Collected data:
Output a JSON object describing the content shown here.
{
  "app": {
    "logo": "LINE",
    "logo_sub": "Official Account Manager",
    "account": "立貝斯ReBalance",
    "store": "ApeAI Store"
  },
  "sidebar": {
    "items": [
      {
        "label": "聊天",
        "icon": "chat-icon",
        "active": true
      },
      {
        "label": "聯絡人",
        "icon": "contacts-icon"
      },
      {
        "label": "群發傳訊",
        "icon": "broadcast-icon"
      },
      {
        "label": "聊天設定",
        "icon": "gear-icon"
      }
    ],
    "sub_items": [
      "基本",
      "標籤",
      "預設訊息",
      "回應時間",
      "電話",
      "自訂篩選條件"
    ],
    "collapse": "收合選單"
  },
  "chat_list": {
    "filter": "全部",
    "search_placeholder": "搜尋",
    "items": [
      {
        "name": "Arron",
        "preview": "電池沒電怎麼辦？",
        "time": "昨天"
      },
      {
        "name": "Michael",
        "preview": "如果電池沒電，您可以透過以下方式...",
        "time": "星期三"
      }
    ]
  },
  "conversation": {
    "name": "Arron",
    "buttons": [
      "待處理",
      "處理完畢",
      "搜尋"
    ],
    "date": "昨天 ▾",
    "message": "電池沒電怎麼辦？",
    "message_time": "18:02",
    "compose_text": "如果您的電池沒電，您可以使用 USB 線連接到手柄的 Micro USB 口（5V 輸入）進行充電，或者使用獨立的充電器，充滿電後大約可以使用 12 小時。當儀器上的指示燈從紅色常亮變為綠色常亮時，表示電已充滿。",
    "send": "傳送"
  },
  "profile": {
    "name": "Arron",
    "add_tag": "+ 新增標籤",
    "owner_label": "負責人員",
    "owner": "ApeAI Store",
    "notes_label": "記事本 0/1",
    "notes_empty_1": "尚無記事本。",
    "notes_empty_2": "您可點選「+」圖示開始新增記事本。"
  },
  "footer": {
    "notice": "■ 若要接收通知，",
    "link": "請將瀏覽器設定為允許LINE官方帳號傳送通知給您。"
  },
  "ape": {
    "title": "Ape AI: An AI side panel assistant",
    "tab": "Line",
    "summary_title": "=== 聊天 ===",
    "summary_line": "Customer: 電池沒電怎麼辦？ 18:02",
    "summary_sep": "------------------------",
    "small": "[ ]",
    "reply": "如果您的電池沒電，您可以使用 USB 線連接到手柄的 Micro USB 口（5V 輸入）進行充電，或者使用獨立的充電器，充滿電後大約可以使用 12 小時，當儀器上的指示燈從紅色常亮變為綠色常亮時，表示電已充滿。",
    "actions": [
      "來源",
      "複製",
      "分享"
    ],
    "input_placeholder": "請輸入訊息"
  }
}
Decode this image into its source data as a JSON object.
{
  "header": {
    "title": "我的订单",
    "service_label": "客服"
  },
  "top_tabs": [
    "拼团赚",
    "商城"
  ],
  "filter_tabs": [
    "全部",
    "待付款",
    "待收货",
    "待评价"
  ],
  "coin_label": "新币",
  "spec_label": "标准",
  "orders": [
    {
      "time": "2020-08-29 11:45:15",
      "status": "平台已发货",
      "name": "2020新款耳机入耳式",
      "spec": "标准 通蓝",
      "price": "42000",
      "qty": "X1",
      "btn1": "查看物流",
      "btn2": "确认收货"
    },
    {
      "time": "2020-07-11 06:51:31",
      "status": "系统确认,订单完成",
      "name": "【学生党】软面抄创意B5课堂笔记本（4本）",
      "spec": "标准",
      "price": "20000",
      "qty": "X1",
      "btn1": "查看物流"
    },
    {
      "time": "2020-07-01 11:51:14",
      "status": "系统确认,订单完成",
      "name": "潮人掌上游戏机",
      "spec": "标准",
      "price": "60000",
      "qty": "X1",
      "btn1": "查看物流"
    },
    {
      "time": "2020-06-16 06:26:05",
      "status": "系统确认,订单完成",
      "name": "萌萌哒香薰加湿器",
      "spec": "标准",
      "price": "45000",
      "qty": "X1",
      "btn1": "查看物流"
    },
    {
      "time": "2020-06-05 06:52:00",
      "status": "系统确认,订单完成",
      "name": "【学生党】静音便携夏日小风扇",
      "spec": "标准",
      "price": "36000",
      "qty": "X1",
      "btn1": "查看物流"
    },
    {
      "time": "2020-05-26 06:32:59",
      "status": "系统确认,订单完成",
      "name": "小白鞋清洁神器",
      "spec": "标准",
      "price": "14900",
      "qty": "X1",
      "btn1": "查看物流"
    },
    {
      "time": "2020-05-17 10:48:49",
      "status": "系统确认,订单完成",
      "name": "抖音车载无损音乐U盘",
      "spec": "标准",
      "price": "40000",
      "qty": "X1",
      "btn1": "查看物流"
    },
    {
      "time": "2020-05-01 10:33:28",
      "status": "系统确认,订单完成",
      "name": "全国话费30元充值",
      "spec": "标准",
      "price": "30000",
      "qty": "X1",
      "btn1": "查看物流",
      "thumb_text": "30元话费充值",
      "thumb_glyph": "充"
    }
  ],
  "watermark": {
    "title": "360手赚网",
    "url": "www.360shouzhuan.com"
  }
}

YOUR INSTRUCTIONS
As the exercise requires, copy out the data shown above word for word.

EXPECTED ANSWER
Output a JSON object describing the content shown here.
{
  "app": {
    "logo": "LINE",
    "logo_sub": "Official Account Manager",
    "account": "立貝斯ReBalance",
    "store": "ApeAI Store"
  },
  "sidebar": {
    "items": [
      {
        "label": "聊天",
        "icon": "chat-icon",
        "active": true
      },
      {
        "label": "聯絡人",
        "icon": "contacts-icon"
      },
      {
        "label": "群發傳訊",
        "icon": "broadcast-icon"
      },
      {
        "label": "聊天設定",
        "icon": "gear-icon"
      }
    ],
    "sub_items": [
      "基本",
      "標籤",
      "預設訊息",
      "回應時間",
      "電話",
      "自訂篩選條件"
    ],
    "collapse": "收合選單"
  },
  "chat_list": {
    "filter": "全部",
    "search_placeholder": "搜尋",
    "items": [
      {
        "name": "Arron",
        "preview": "電池沒電怎麼辦？",
        "time": "昨天"
      },
      {
        "name": "Michael",
        "preview": "如果電池沒電，您可以透過以下方式...",
        "time": "星期三"
      }
    ]
  },
  "conversation": {
    "name": "Arron",
    "buttons": [
      "待處理",
      "處理完畢",
      "搜尋"
    ],
    "date": "昨天 ▾",
    "message": "電池沒電怎麼辦？",
    "message_time": "18:02",
    "compose_text": "如果您的電池沒電，您可以使用 USB 線連接到手柄的 Micro USB 口（5V 輸入）進行充電，或者使用獨立的充電器，充滿電後大約可以使用 12 小時。當儀器上的指示燈從紅色常亮變為綠色常亮時，表示電已充滿。",
    "send": "傳送"
  },
  "profile": {
    "name": "Arron",
    "add_tag": "+ 新增標籤",
    "owner_label": "負責人員",
    "owner": "ApeAI Store",
    "notes_label": "記事本 0/1",
    "notes_empty_1": "尚無記事本。",
    "notes_empty_2": "您可點選「+」圖示開始新增記事本。"
  },
  "footer": {
    "notice": "■ 若要接收通知，",
    "link": "請將瀏覽器設定為允許LINE官方帳號傳送通知給您。"
  },
  "ape": {
    "title": "Ape AI: An AI side panel assistant",
    "tab": "Line",
    "summary_title": "=== 聊天 ===",
    "summary_line": "Customer: 電池沒電怎麼辦？ 18:02",
    "summary_sep": "------------------------",
    "small": "[ ]",
    "reply": "如果您的電池沒電，您可以使用 USB 線連接到手柄的 Micro USB 口（5V 輸入）進行充電，或者使用獨立的充電器，充滿電後大約可以使用 12 小時，當儀器上的指示燈從紅色常亮變為綠色常亮時，表示電已充滿。",
    "actions": [
      "來源",
      "複製",
      "分享"
    ],
    "input_placeholder": "請輸入訊息"
  }
}
Decode this image into its source data as a JSON object.
{
  "header": {
    "title": "我的订单",
    "service_label": "客服"
  },
  "top_tabs": [
    "拼团赚",
    "商城"
  ],
  "filter_tabs": [
    "全部",
    "待付款",
    "待收货",
    "待评价"
  ],
  "coin_label": "新币",
  "spec_label": "标准",
  "orders": [
    {
      "time": "2020-08-29 11:45:15",
      "status": "平台已发货",
      "name": "2020新款耳机入耳式",
      "spec": "标准 通蓝",
      "price": "42000",
      "qty": "X1",
      "btn1": "查看物流",
      "btn2": "确认收货"
    },
    {
      "time": "2020-07-11 06:51:31",
      "status": "系统确认,订单完成",
      "name": "【学生党】软面抄创意B5课堂笔记本（4本）",
      "spec": "标准",
      "price": "20000",
      "qty": "X1",
      "btn1": "查看物流"
    },
    {
      "time": "2020-07-01 11:51:14",
      "status": "系统确认,订单完成",
      "name": "潮人掌上游戏机",
      "spec": "标准",
      "price": "60000",
      "qty": "X1",
      "btn1": "查看物流"
    },
    {
      "time": "2020-06-16 06:26:05",
      "status": "系统确认,订单完成",
      "name": "萌萌哒香薰加湿器",
      "spec": "标准",
      "price": "45000",
      "qty": "X1",
      "btn1": "查看物流"
    },
    {
      "time": "2020-06-05 06:52:00",
      "status": "系统确认,订单完成",
      "name": "【学生党】静音便携夏日小风扇",
      "spec": "标准",
      "price": "36000",
      "qty": "X1",
      "btn1": "查看物流"
    },
    {
      "time": "2020-05-26 06:32:59",
      "status": "系统确认,订单完成",
      "name": "小白鞋清洁神器",
      "spec": "标准",
      "price": "14900",
      "qty": "X1",
      "btn1": "查看物流"
    },
    {
      "time": "2020-05-17 10:48:49",
      "status": "系统确认,订单完成",
      "name": "抖音车载无损音乐U盘",
      "spec": "标准",
      "price": "40000",
      "qty": "X1",
      "btn1": "查看物流"
    },
    {
      "time": "2020-05-01 10:33:28",
      "status": "系统确认,订单完成",
      "name": "全国话费30元充值",
      "spec": "标准",
      "price": "30000",
      "qty": "X1",
      "btn1": "查看物流",
      "thumb_text": "30元话费充值",
      "thumb_glyph": "充"
    }
  ],
  "watermark": {
    "title": "360手赚网",
    "url": "www.360shouzhuan.com"
  }
}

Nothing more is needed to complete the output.